• **Required work**
Please reproduce every record exactly as written, leaving out the pictures.

Component data from apps and pages:
##########
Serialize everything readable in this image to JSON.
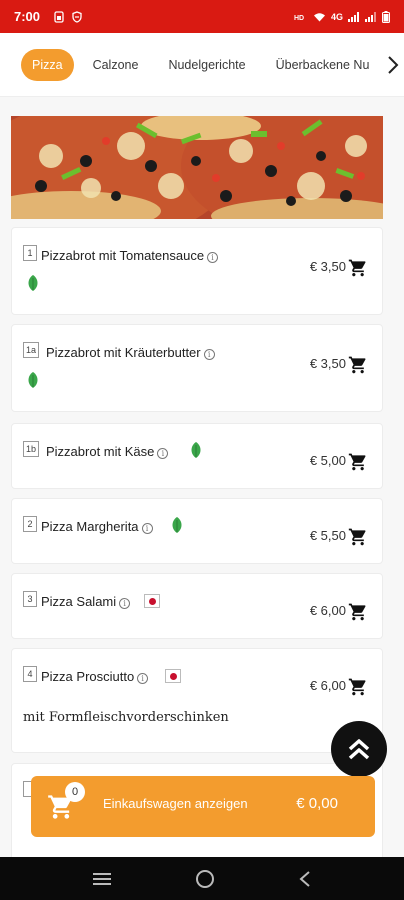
{
  "status": {
    "time": "7:00",
    "network": "4G"
  },
  "tabs": [
    {
      "label": "Pizza",
      "active": true
    },
    {
      "label": "Calzone",
      "active": false
    },
    {
      "label": "Nudelgerichte",
      "active": false
    },
    {
      "label": "Überbackene Nu",
      "active": false
    }
  ],
  "items": [
    {
      "number": "1",
      "name": "Pizzabrot mit Tomatensauce",
      "price": "€ 3,50",
      "badge": "veggie-leaf"
    },
    {
      "number": "1a",
      "name": "Pizzabrot mit Kräuterbutter",
      "price": "€ 3,50",
      "badge": "veggie-leaf"
    },
    {
      "number": "1b",
      "name": "Pizzabrot mit Käse",
      "price": "€ 5,00",
      "badge": "veggie-leaf"
    },
    {
      "number": "2",
      "name": "Pizza Margherita",
      "price": "€ 5,50",
      "badge": "veggie-leaf"
    },
    {
      "number": "3",
      "name": "Pizza Salami",
      "price": "€ 6,00",
      "badge": "pork-flag"
    },
    {
      "number": "4",
      "name": "Pizza Prosciutto",
      "price": "€ 6,00",
      "badge": "pork-flag",
      "description": "mit Formfleischvorderschinken"
    }
  ],
  "cart": {
    "count": "0",
    "label": "Einkaufswagen anzeigen",
    "total": "€ 0,00"
  },
  "colors": {
    "status_bar": "#d91a12",
    "accent": "#f39c2e",
    "veggie": "#3aa64a"
  }
}
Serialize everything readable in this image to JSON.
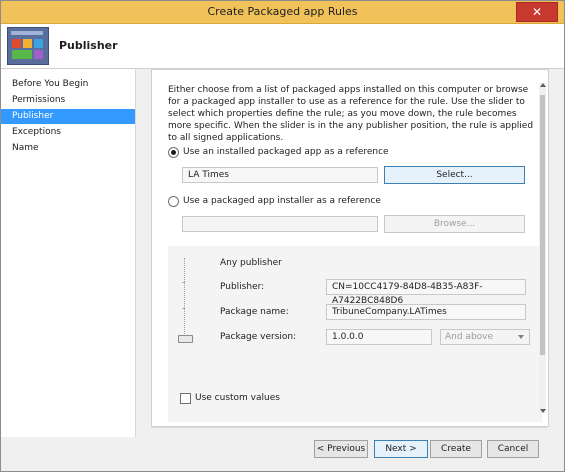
{
  "window": {
    "title": "Create Packaged app Rules",
    "close_glyph": "✕"
  },
  "header": {
    "page_title": "Publisher"
  },
  "sidebar": {
    "items": [
      {
        "label": "Before You Begin"
      },
      {
        "label": "Permissions"
      },
      {
        "label": "Publisher",
        "active": true
      },
      {
        "label": "Exceptions"
      },
      {
        "label": "Name"
      }
    ]
  },
  "main": {
    "description": "Either choose from a list of packaged apps installed on this computer or browse for a packaged app installer to use as a reference for the rule. Use the slider to select which properties define the rule; as you move down, the rule becomes more specific. When the slider is in the any publisher position, the rule is applied to all signed applications.",
    "option_installed": {
      "label": "Use an installed packaged app as a reference",
      "selected": true
    },
    "installed_value": "LA Times",
    "select_button": "Select...",
    "option_installer": {
      "label": "Use a packaged app installer as a reference",
      "selected": false
    },
    "installer_value": "",
    "browse_button": "Browse...",
    "slider": {
      "any_publisher_label": "Any publisher",
      "publisher_label": "Publisher:",
      "publisher_value": "CN=10CC4179-84D8-4B35-A83F-A7422BC848D6",
      "package_name_label": "Package name:",
      "package_name_value": "TribuneCompany.LATimes",
      "package_version_label": "Package version:",
      "package_version_value": "1.0.0.0",
      "version_condition": "And above"
    },
    "custom_values": {
      "label": "Use custom values",
      "checked": false
    }
  },
  "footer": {
    "previous": "< Previous",
    "next": "Next >",
    "create": "Create",
    "cancel": "Cancel"
  }
}
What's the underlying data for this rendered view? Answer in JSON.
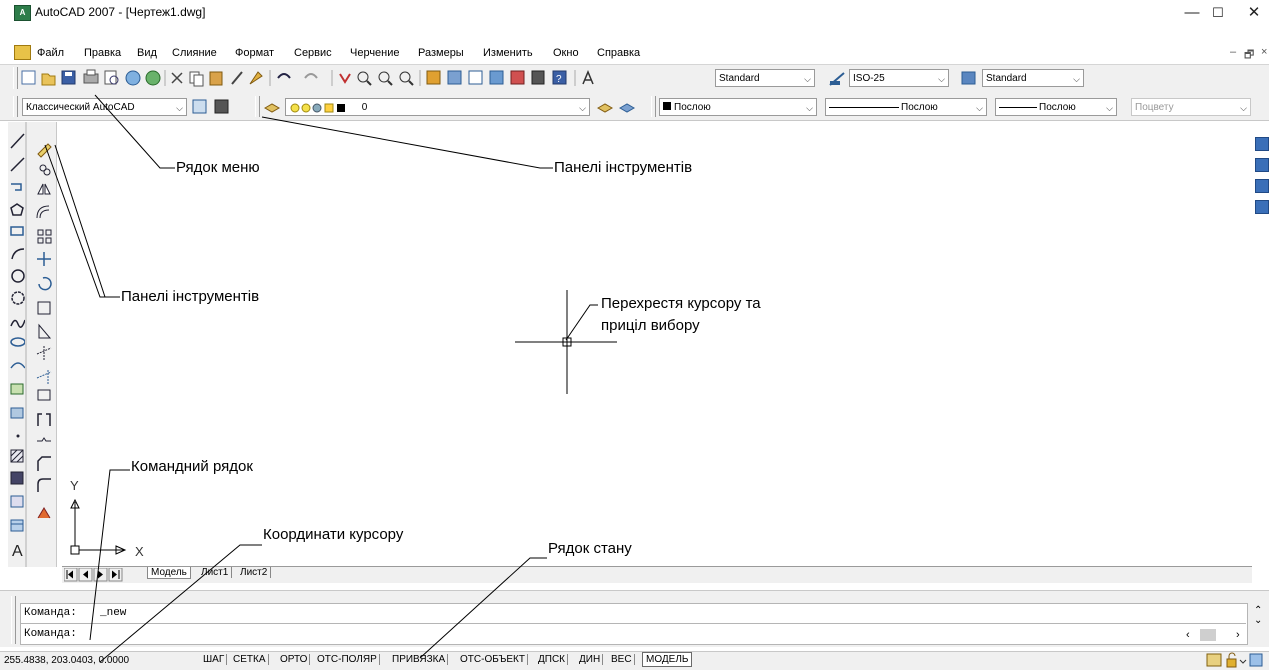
{
  "window": {
    "app_icon_text": "A",
    "title": "AutoCAD 2007 - [Чертеж1.dwg]",
    "minimize": "—",
    "maximize": "☐",
    "close": "✕"
  },
  "menu": {
    "items": [
      "Файл",
      "Правка",
      "Вид",
      "Слияние",
      "Формат",
      "Сервис",
      "Черчение",
      "Размеры",
      "Изменить",
      "Окно",
      "Справка"
    ],
    "doc_minimize": "–",
    "doc_restore": "🗗",
    "doc_close": "×"
  },
  "toolbar1": {
    "text_style": "Standard",
    "dim_style": "ISO-25",
    "table_style": "Standard"
  },
  "toolbar2": {
    "workspace": "Классический AutoCAD",
    "layer": "0",
    "color": "Послою",
    "linetype": "Послою",
    "lineweight": "Послою",
    "plotstyle": "Поцвету"
  },
  "ucs": {
    "y_label": "Y",
    "x_label": "X"
  },
  "tabs": {
    "model": "Модель",
    "sheet1": "Лист1",
    "sheet2": "Лист2"
  },
  "command": {
    "history_prefix": "Команда:",
    "history_value": "_new",
    "prompt": "Команда:"
  },
  "status": {
    "coords": "255.4838, 203.0403, 0.0000",
    "buttons": [
      "ШАГ",
      "СЕТКА",
      "ОРТО",
      "ОТС-ПОЛЯР",
      "ПРИВЯЗКА",
      "ОТС-ОБЪЕКТ",
      "ДПСК",
      "ДИН",
      "ВЕС",
      "МОДЕЛЬ"
    ]
  },
  "annotations": {
    "menu_bar": "Рядок меню",
    "toolbars_top": "Панелі інструментів",
    "toolbars_left": "Панелі інструментів",
    "crosshair_line1": "Перехрестя курсору та",
    "crosshair_line2": "приціл вибору",
    "command_line": "Командний рядок",
    "cursor_coords": "Координати курсору",
    "status_bar": "Рядок стану"
  },
  "colors": {
    "accent": "#2e7d4a",
    "toolbar_bg": "#f0f0f0",
    "icon_blue": "#3a6fb8"
  }
}
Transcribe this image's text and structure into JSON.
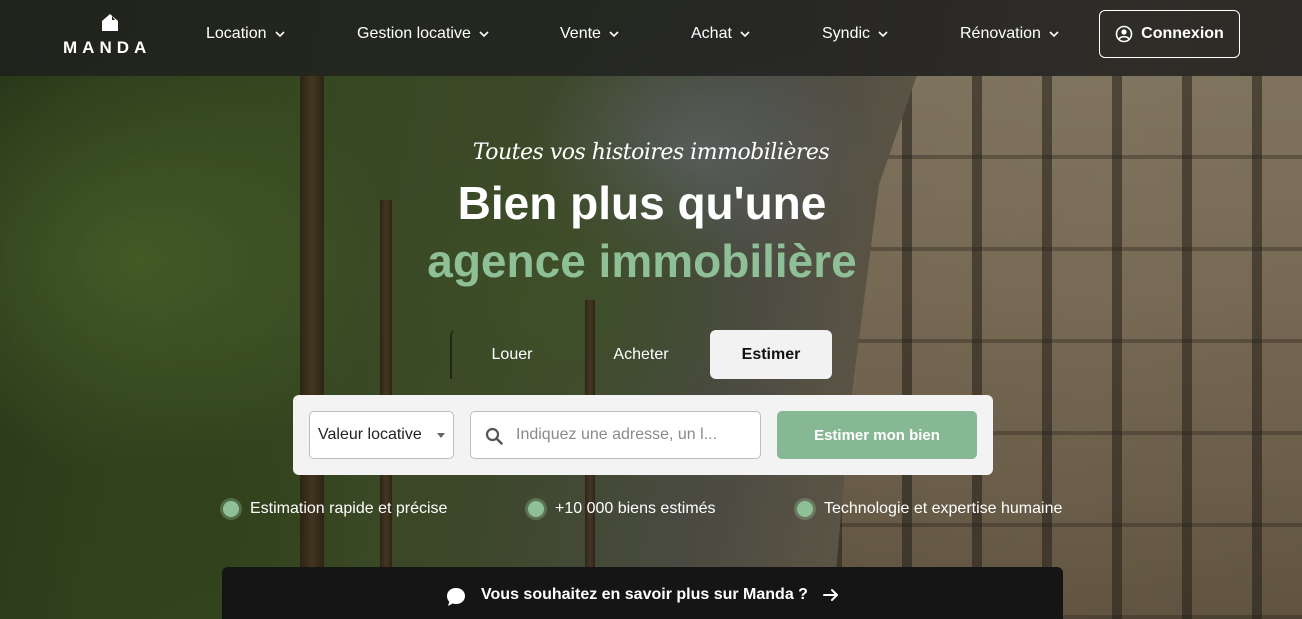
{
  "brand": {
    "name": "MANDA",
    "accent": "#8fbf96",
    "button_green": "#86b893"
  },
  "nav": {
    "items": [
      {
        "label": "Location"
      },
      {
        "label": "Gestion locative"
      },
      {
        "label": "Vente"
      },
      {
        "label": "Achat"
      },
      {
        "label": "Syndic"
      },
      {
        "label": "Rénovation"
      }
    ],
    "login_label": "Connexion",
    "login_icon": "user-circle-icon"
  },
  "hero": {
    "tagline": "Toutes vos histoires immobilières",
    "title_line1": "Bien plus qu'une",
    "title_line2": "agence immobilière"
  },
  "tabs": {
    "items": [
      {
        "label": "Louer"
      },
      {
        "label": "Acheter"
      },
      {
        "label": "Estimer",
        "active": true
      }
    ]
  },
  "search": {
    "select_value": "Valeur locative",
    "address_placeholder": "Indiquez une adresse, un l...",
    "address_value": "",
    "submit_label": "Estimer mon bien"
  },
  "features": [
    {
      "label": "Estimation rapide et précise"
    },
    {
      "label": "+10 000 biens estimés"
    },
    {
      "label": "Technologie et expertise humaine"
    }
  ],
  "info_bar": {
    "label": "Vous souhaitez en savoir plus sur Manda ?",
    "icon": "chat-bubble-icon",
    "arrow_icon": "arrow-right-icon"
  }
}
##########
• **Solution below**
Serialize everything readable in this image to JSON.
{
  "status": {
    "time": "7:00",
    "network": "4G"
  },
  "tabs": [
    {
      "label": "Pizza",
      "active": true
    },
    {
      "label": "Calzone",
      "active": false
    },
    {
      "label": "Nudelgerichte",
      "active": false
    },
    {
      "label": "Überbackene Nu",
      "active": false
    }
  ],
  "items": [
    {
      "number": "1",
      "name": "Pizzabrot mit Tomatensauce",
      "price": "€ 3,50",
      "badge": "veggie-leaf"
    },
    {
      "number": "1a",
      "name": "Pizzabrot mit Kräuterbutter",
      "price": "€ 3,50",
      "badge": "veggie-leaf"
    },
    {
      "number": "1b",
      "name": "Pizzabrot mit Käse",
      "price": "€ 5,00",
      "badge": "veggie-leaf"
    },
    {
      "number": "2",
      "name": "Pizza Margherita",
      "price": "€ 5,50",
      "badge": "veggie-leaf"
    },
    {
      "number": "3",
      "name": "Pizza Salami",
      "price": "€ 6,00",
      "badge": "pork-flag"
    },
    {
      "number": "4",
      "name": "Pizza Prosciutto",
      "price": "€ 6,00",
      "badge": "pork-flag",
      "description": "mit Formfleischvorderschinken"
    }
  ],
  "cart": {
    "count": "0",
    "label": "Einkaufswagen anzeigen",
    "total": "€ 0,00"
  },
  "colors": {
    "status_bar": "#d91a12",
    "accent": "#f39c2e",
    "veggie": "#3aa64a"
  }
}
Serialize everything readable in this image to JSON.
{
  "window": {
    "title": "Create Packaged app Rules",
    "close_glyph": "✕"
  },
  "header": {
    "page_title": "Publisher"
  },
  "sidebar": {
    "items": [
      {
        "label": "Before You Begin"
      },
      {
        "label": "Permissions"
      },
      {
        "label": "Publisher",
        "active": true
      },
      {
        "label": "Exceptions"
      },
      {
        "label": "Name"
      }
    ]
  },
  "main": {
    "description": "Either choose from a list of packaged apps installed on this computer or browse for a packaged app installer to use as a reference for the rule. Use the slider to select which properties define the rule; as you move down, the rule becomes more specific. When the slider is in the any publisher position, the rule is applied to all signed applications.",
    "option_installed": {
      "label": "Use an installed packaged app as a reference",
      "selected": true
    },
    "installed_value": "LA Times",
    "select_button": "Select...",
    "option_installer": {
      "label": "Use a packaged app installer as a reference",
      "selected": false
    },
    "installer_value": "",
    "browse_button": "Browse...",
    "slider": {
      "any_publisher_label": "Any publisher",
      "publisher_label": "Publisher:",
      "publisher_value": "CN=10CC4179-84D8-4B35-A83F-A7422BC848D6",
      "package_name_label": "Package name:",
      "package_name_value": "TribuneCompany.LATimes",
      "package_version_label": "Package version:",
      "package_version_value": "1.0.0.0",
      "version_condition": "And above"
    },
    "custom_values": {
      "label": "Use custom values",
      "checked": false
    }
  },
  "footer": {
    "previous": "< Previous",
    "next": "Next >",
    "create": "Create",
    "cancel": "Cancel"
  }
}
What's the underlying data for this rendered view? Answer in JSON.
{
  "window": {
    "app_icon_text": "A",
    "title": "AutoCAD 2007 - [Чертеж1.dwg]",
    "minimize": "—",
    "maximize": "☐",
    "close": "✕"
  },
  "menu": {
    "items": [
      "Файл",
      "Правка",
      "Вид",
      "Слияние",
      "Формат",
      "Сервис",
      "Черчение",
      "Размеры",
      "Изменить",
      "Окно",
      "Справка"
    ],
    "doc_minimize": "–",
    "doc_restore": "🗗",
    "doc_close": "×"
  },
  "toolbar1": {
    "text_style": "Standard",
    "dim_style": "ISO-25",
    "table_style": "Standard"
  },
  "toolbar2": {
    "workspace": "Классический AutoCAD",
    "layer": "0",
    "color": "Послою",
    "linetype": "Послою",
    "lineweight": "Послою",
    "plotstyle": "Поцвету"
  },
  "ucs": {
    "y_label": "Y",
    "x_label": "X"
  },
  "tabs": {
    "model": "Модель",
    "sheet1": "Лист1",
    "sheet2": "Лист2"
  },
  "command": {
    "history_prefix": "Команда:",
    "history_value": "_new",
    "prompt": "Команда:"
  },
  "status": {
    "coords": "255.4838, 203.0403, 0.0000",
    "buttons": [
      "ШАГ",
      "СЕТКА",
      "ОРТО",
      "ОТС-ПОЛЯР",
      "ПРИВЯЗКА",
      "ОТС-ОБЪЕКТ",
      "ДПСК",
      "ДИН",
      "ВЕС",
      "МОДЕЛЬ"
    ]
  },
  "annotations": {
    "menu_bar": "Рядок меню",
    "toolbars_top": "Панелі інструментів",
    "toolbars_left": "Панелі інструментів",
    "crosshair_line1": "Перехрестя курсору та",
    "crosshair_line2": "приціл вибору",
    "command_line": "Командний рядок",
    "cursor_coords": "Координати курсору",
    "status_bar": "Рядок стану"
  },
  "colors": {
    "accent": "#2e7d4a",
    "toolbar_bg": "#f0f0f0",
    "icon_blue": "#3a6fb8"
  }
}
Transcribe this image's text and structure into JSON.
{
  "brand": {
    "name": "MANDA",
    "accent": "#8fbf96",
    "button_green": "#86b893"
  },
  "nav": {
    "items": [
      {
        "label": "Location"
      },
      {
        "label": "Gestion locative"
      },
      {
        "label": "Vente"
      },
      {
        "label": "Achat"
      },
      {
        "label": "Syndic"
      },
      {
        "label": "Rénovation"
      }
    ],
    "login_label": "Connexion",
    "login_icon": "user-circle-icon"
  },
  "hero": {
    "tagline": "Toutes vos histoires immobilières",
    "title_line1": "Bien plus qu'une",
    "title_line2": "agence immobilière"
  },
  "tabs": {
    "items": [
      {
        "label": "Louer"
      },
      {
        "label": "Acheter"
      },
      {
        "label": "Estimer",
        "active": true
      }
    ]
  },
  "search": {
    "select_value": "Valeur locative",
    "address_placeholder": "Indiquez une adresse, un l...",
    "address_value": "",
    "submit_label": "Estimer mon bien"
  },
  "features": [
    {
      "label": "Estimation rapide et précise"
    },
    {
      "label": "+10 000 biens estimés"
    },
    {
      "label": "Technologie et expertise humaine"
    }
  ],
  "info_bar": {
    "label": "Vous souhaitez en savoir plus sur Manda ?",
    "icon": "chat-bubble-icon",
    "arrow_icon": "arrow-right-icon"
  }
}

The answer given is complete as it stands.